- Problem statement: The records below must be copied in full; omit the images.

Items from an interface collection
:::::
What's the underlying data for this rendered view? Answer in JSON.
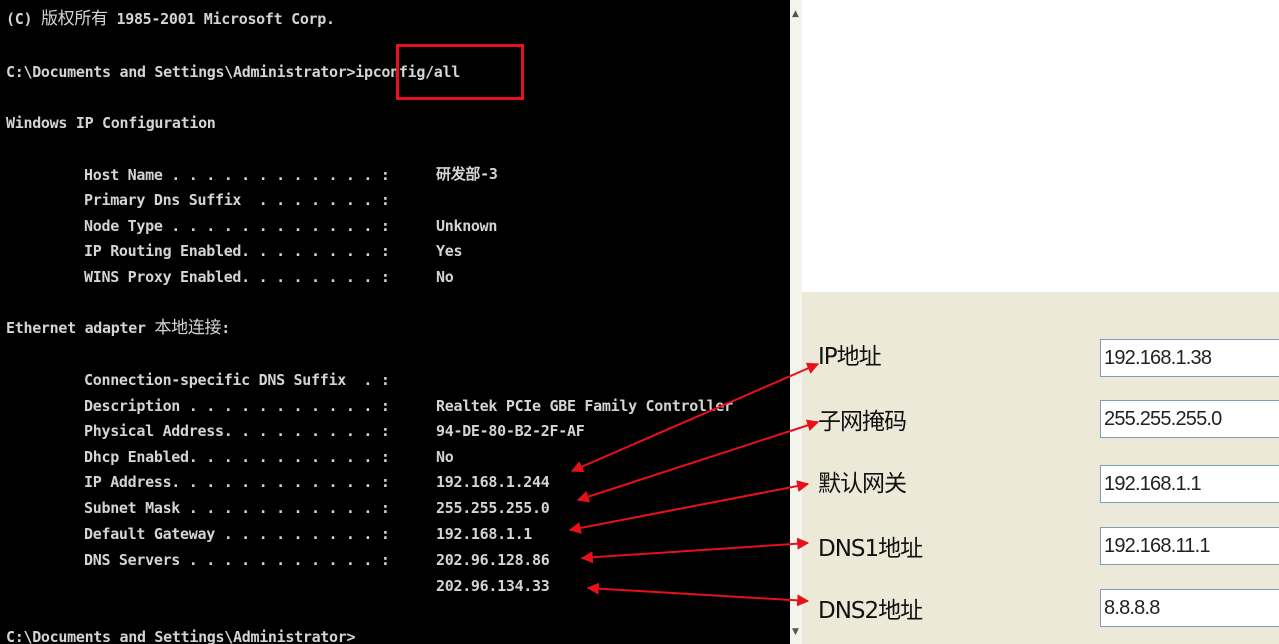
{
  "console": {
    "copyright_prefix": "(C) ",
    "copyright_cjk": "版权所有",
    "copyright_suffix": " 1985-2001 Microsoft Corp.",
    "prompt_path": "C:\\Documents and Settings\\Administrator>",
    "command": "ipconfig/all",
    "header": "Windows IP Configuration",
    "ip_config": [
      {
        "label": "Host Name . . . . . . . . . . . . :",
        "value": "研发部-3"
      },
      {
        "label": "Primary Dns Suffix  . . . . . . . :",
        "value": ""
      },
      {
        "label": "Node Type . . . . . . . . . . . . :",
        "value": "Unknown"
      },
      {
        "label": "IP Routing Enabled. . . . . . . . :",
        "value": "Yes"
      },
      {
        "label": "WINS Proxy Enabled. . . . . . . . :",
        "value": "No"
      }
    ],
    "adapter_prefix": "Ethernet adapter ",
    "adapter_name": "本地连接",
    "adapter_suffix": ":",
    "adapter": [
      {
        "label": "Connection-specific DNS Suffix  . :",
        "value": ""
      },
      {
        "label": "Description . . . . . . . . . . . :",
        "value": "Realtek PCIe GBE Family Controller"
      },
      {
        "label": "Physical Address. . . . . . . . . :",
        "value": "94-DE-80-B2-2F-AF"
      },
      {
        "label": "Dhcp Enabled. . . . . . . . . . . :",
        "value": "No"
      },
      {
        "label": "IP Address. . . . . . . . . . . . :",
        "value": "192.168.1.244"
      },
      {
        "label": "Subnet Mask . . . . . . . . . . . :",
        "value": "255.255.255.0"
      },
      {
        "label": "Default Gateway . . . . . . . . . :",
        "value": "192.168.1.1"
      },
      {
        "label": "DNS Servers . . . . . . . . . . . :",
        "value": "202.96.128.86"
      },
      {
        "label": "",
        "value": "202.96.134.33"
      }
    ],
    "final_prompt": "C:\\Documents and Settings\\Administrator>"
  },
  "settings": {
    "fields": [
      {
        "label": "IP地址",
        "value": "192.168.1.38"
      },
      {
        "label": "子网掩码",
        "value": "255.255.255.0"
      },
      {
        "label": "默认网关",
        "value": "192.168.1.1"
      },
      {
        "label": "DNS1地址",
        "value": "192.168.11.1"
      },
      {
        "label": "DNS2地址",
        "value": "8.8.8.8"
      }
    ]
  },
  "colors": {
    "console_bg": "#000000",
    "console_text": "#d4d4d4",
    "annotation_red": "#e8101a",
    "panel_bg": "#ece9d8"
  }
}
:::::
- Your response:
What's the underlying data for this rendered view? Answer in JSON.
{
  "console": {
    "copyright_prefix": "(C) ",
    "copyright_cjk": "版权所有",
    "copyright_suffix": " 1985-2001 Microsoft Corp.",
    "prompt_path": "C:\\Documents and Settings\\Administrator>",
    "command": "ipconfig/all",
    "header": "Windows IP Configuration",
    "ip_config": [
      {
        "label": "Host Name . . . . . . . . . . . . :",
        "value": "研发部-3"
      },
      {
        "label": "Primary Dns Suffix  . . . . . . . :",
        "value": ""
      },
      {
        "label": "Node Type . . . . . . . . . . . . :",
        "value": "Unknown"
      },
      {
        "label": "IP Routing Enabled. . . . . . . . :",
        "value": "Yes"
      },
      {
        "label": "WINS Proxy Enabled. . . . . . . . :",
        "value": "No"
      }
    ],
    "adapter_prefix": "Ethernet adapter ",
    "adapter_name": "本地连接",
    "adapter_suffix": ":",
    "adapter": [
      {
        "label": "Connection-specific DNS Suffix  . :",
        "value": ""
      },
      {
        "label": "Description . . . . . . . . . . . :",
        "value": "Realtek PCIe GBE Family Controller"
      },
      {
        "label": "Physical Address. . . . . . . . . :",
        "value": "94-DE-80-B2-2F-AF"
      },
      {
        "label": "Dhcp Enabled. . . . . . . . . . . :",
        "value": "No"
      },
      {
        "label": "IP Address. . . . . . . . . . . . :",
        "value": "192.168.1.244"
      },
      {
        "label": "Subnet Mask . . . . . . . . . . . :",
        "value": "255.255.255.0"
      },
      {
        "label": "Default Gateway . . . . . . . . . :",
        "value": "192.168.1.1"
      },
      {
        "label": "DNS Servers . . . . . . . . . . . :",
        "value": "202.96.128.86"
      },
      {
        "label": "",
        "value": "202.96.134.33"
      }
    ],
    "final_prompt": "C:\\Documents and Settings\\Administrator>"
  },
  "settings": {
    "fields": [
      {
        "label": "IP地址",
        "value": "192.168.1.38"
      },
      {
        "label": "子网掩码",
        "value": "255.255.255.0"
      },
      {
        "label": "默认网关",
        "value": "192.168.1.1"
      },
      {
        "label": "DNS1地址",
        "value": "192.168.11.1"
      },
      {
        "label": "DNS2地址",
        "value": "8.8.8.8"
      }
    ]
  },
  "colors": {
    "console_bg": "#000000",
    "console_text": "#d4d4d4",
    "annotation_red": "#e8101a",
    "panel_bg": "#ece9d8"
  }
}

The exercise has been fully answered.